Svante Pääbo
To even begin to understand thought it's instructive to look to our closest relatives in the animal kingdom.  By understanding the differences between higher primates and humans we can begin to pick apart our differences.  But what if there were 'another' type of human to compare us against?  Fortunately, there is.  Or to be more precise, there was: Neanderthal man.  Explaining this concept to us was Svante Pääbo,  from the Max Planck Institute for Evolutionary Anthropology, lead of a team researching and analysing the DNA of Neanderthals and another homo sapiens subspecies, Denisovans.

Neanderthals present us with a rather bizarre thought experiment: an extinct species of human.
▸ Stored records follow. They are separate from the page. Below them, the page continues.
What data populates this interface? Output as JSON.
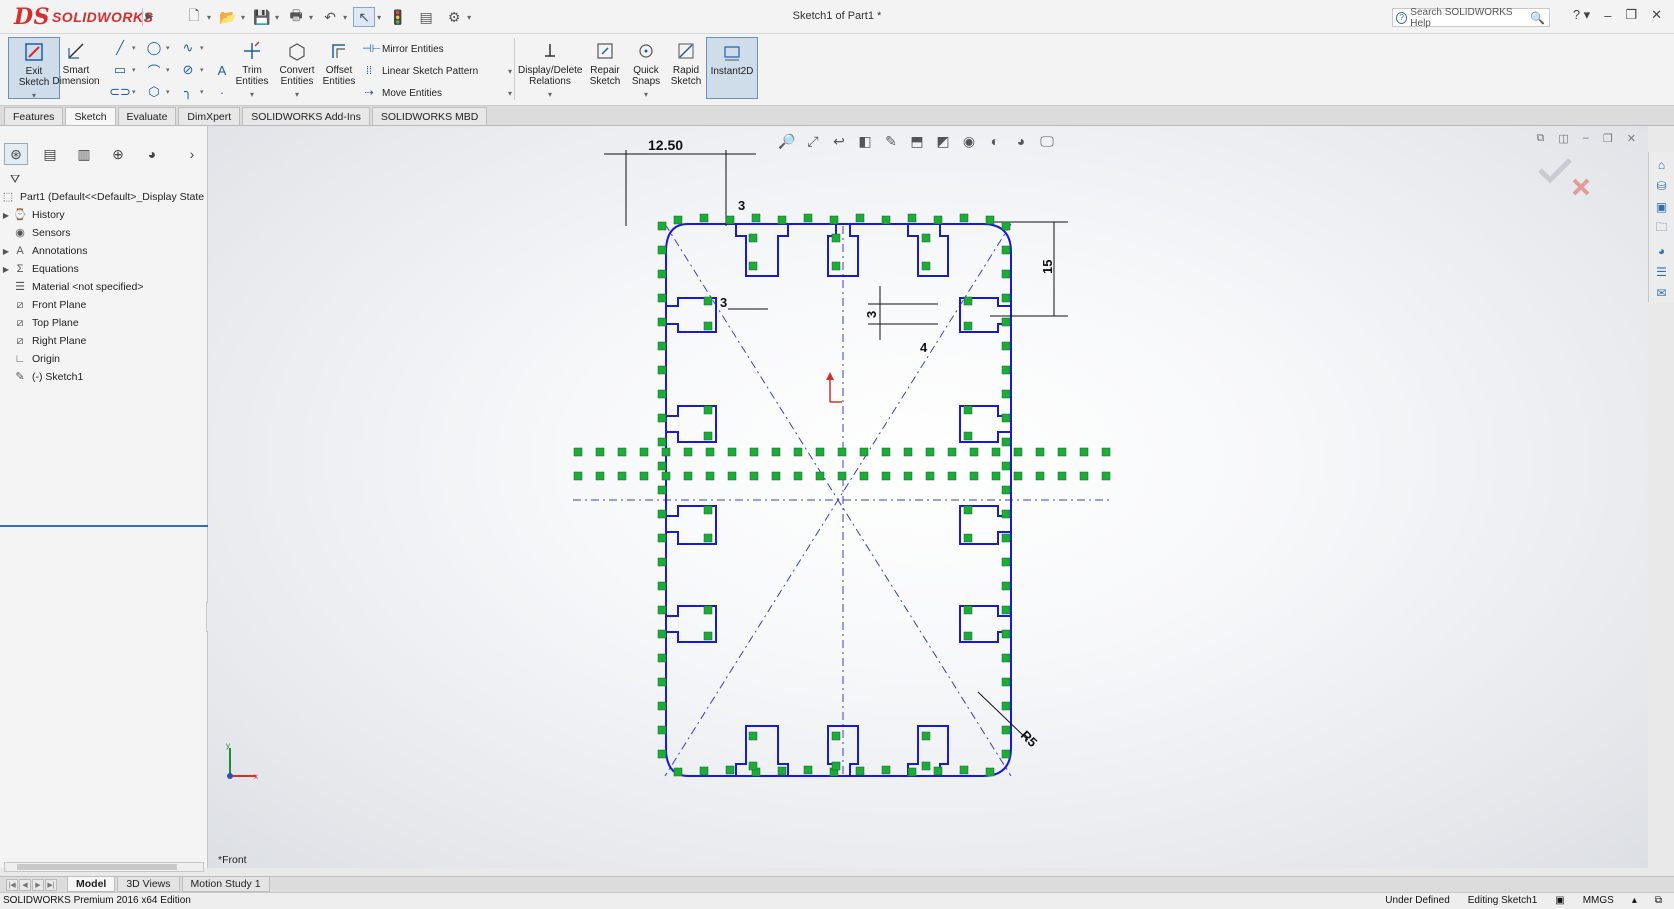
{
  "app": {
    "brand": "SOLIDWORKS",
    "brand_prefix": "DS",
    "document_title": "Sketch1 of Part1 *",
    "help_search_placeholder": "Search SOLIDWORKS Help"
  },
  "command_manager": {
    "exit_sketch": "Exit Sketch",
    "smart_dimension": "Smart Dimension",
    "trim_entities": "Trim Entities",
    "convert_entities": "Convert Entities",
    "offset_entities": "Offset Entities",
    "mirror_entities": "Mirror Entities",
    "linear_sketch_pattern": "Linear Sketch Pattern",
    "move_entities": "Move Entities",
    "display_delete_relations": "Display/Delete Relations",
    "repair_sketch": "Repair Sketch",
    "quick_snaps": "Quick Snaps",
    "rapid_sketch": "Rapid Sketch",
    "instant2d": "Instant2D"
  },
  "tabs": [
    "Features",
    "Sketch",
    "Evaluate",
    "DimXpert",
    "SOLIDWORKS Add-Ins",
    "SOLIDWORKS MBD"
  ],
  "active_tab": "Sketch",
  "feature_tree": {
    "root": "Part1  (Default<<Default>_Display State",
    "items": [
      {
        "label": "History",
        "expandable": true,
        "icon": "history-icon"
      },
      {
        "label": "Sensors",
        "expandable": false,
        "icon": "sensor-icon"
      },
      {
        "label": "Annotations",
        "expandable": true,
        "icon": "annotation-icon"
      },
      {
        "label": "Equations",
        "expandable": true,
        "icon": "equation-icon"
      },
      {
        "label": "Material <not specified>",
        "expandable": false,
        "icon": "material-icon"
      },
      {
        "label": "Front Plane",
        "expandable": false,
        "icon": "plane-icon"
      },
      {
        "label": "Top Plane",
        "expandable": false,
        "icon": "plane-icon"
      },
      {
        "label": "Right Plane",
        "expandable": false,
        "icon": "plane-icon"
      },
      {
        "label": "Origin",
        "expandable": false,
        "icon": "origin-icon"
      },
      {
        "label": "(-) Sketch1",
        "expandable": false,
        "icon": "sketch-icon"
      }
    ]
  },
  "graphics": {
    "view_label": "*Front",
    "dimensions": {
      "top_width": "12.50",
      "small_a": "3",
      "small_b": "3",
      "right_height": "15",
      "left_3": "3",
      "notch_4": "4",
      "radius": "R5"
    },
    "colors": {
      "sketch_line": "#1a1ad6",
      "relation_box": "#1faa3a",
      "dimension": "#111111",
      "centerline": "#3b3bd8"
    }
  },
  "bottom_tabs": [
    "Model",
    "3D Views",
    "Motion Study 1"
  ],
  "active_bottom_tab": "Model",
  "status": {
    "edition": "SOLIDWORKS Premium 2016 x64 Edition",
    "sketch_state": "Under Defined",
    "editing": "Editing Sketch1",
    "units": "MMGS"
  }
}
The idea of species of humanity is a bit skin-crawling: we have enough problems with racism arising from minor genetic variations like skin colour, let alone a whole other 'type' of people walking the planet.  We know that they lived in complex social structures, we have evidence of them caring for injured members of the groups they lived in.  We have evidence of tool use, and complex behaviours like controlling fire, constructing shelters and skinning animals - even constructing traps to snare animals. They were about as like us as it's possible to be, but they weren't us.  

It's impossible to know exactly what happened when homo sapiens met homo neanderthalensis, but as there aren't any Neanderthals walking the streets we can be sure that one way or another, we wiped them off the face of the earth.  The two hypotheses are replacement (we killed them) and assimilation (we got mad rutty).  

Pääbo's team has begun to definitively answer this question.  Using new advances in computer DNA sequencing and some well preserved remains he's managed to sequence genomes of both Neanderthals and Denisovans. Comparing these genomes to examples from around the world shows us that while there was interbreeding between human and Neanderthal/Denisovans, there was nowhere near enough of it for us to have assimilated them completely.  So, did we out-compete them for resources or were we just better at tribal warfare than them?

Initially it's a bit depressing that the reason there's only one species of human is the result of a talent for genocide.  I guess the planet just wasn't big enough for the both of us.  It's not that early modern man was particularly evil and calculating in wiping out his genetic cousins, more that our success can be put down to creativity, better use of resources and, apparently a sense of adventurousness absent from Neanderthals and Denisovans.  Judging from the locations in which their remains have been found, these other species of human appear to have had an aversion to crossing large bodies of water.

They may have had boats but it takes a certain madness to float off into the Pacific Ocean in the hope of finding some outcropping to live on.  Countless coracles of terrified and starving men and women drifted to their anonymous deaths in a vast watery desert before a few happened to chance across something like the distant Easter Islands.  Perhaps it's this reckless bravery that gave us the edge, making the crucial leaps into the unknown that Neanderthals and their ilk never could.

Even after these lectures I don't know what exactly separates us from the rest of the animal kingdom. Neither do the experts: in the question and answer sessions both men cheerfully admit that they're clueless as to how things like consciousness work.  But the knowledge that these men are contributing give us a crucial foothold on a mountain that once looked insurmountable.  In understanding the formation of the brain and comparing ourselves to extinct species of humanity we begin to answer one of the oldest and biggest questions in science: who we are, what we are and why we are. 

Thanks to The Company of Biologists for supporting this event, and thanks to the Royal Institution for the invitation.

Tags: , , , , , , ,

0 Responses to “'How Unique Are We?' at the Royal Institution, 25th September 2013”

Post a Comment

© All articles copyright LONDON CITY NIGHTS.
Designed by SpicyTricks, modified by LondonCityNights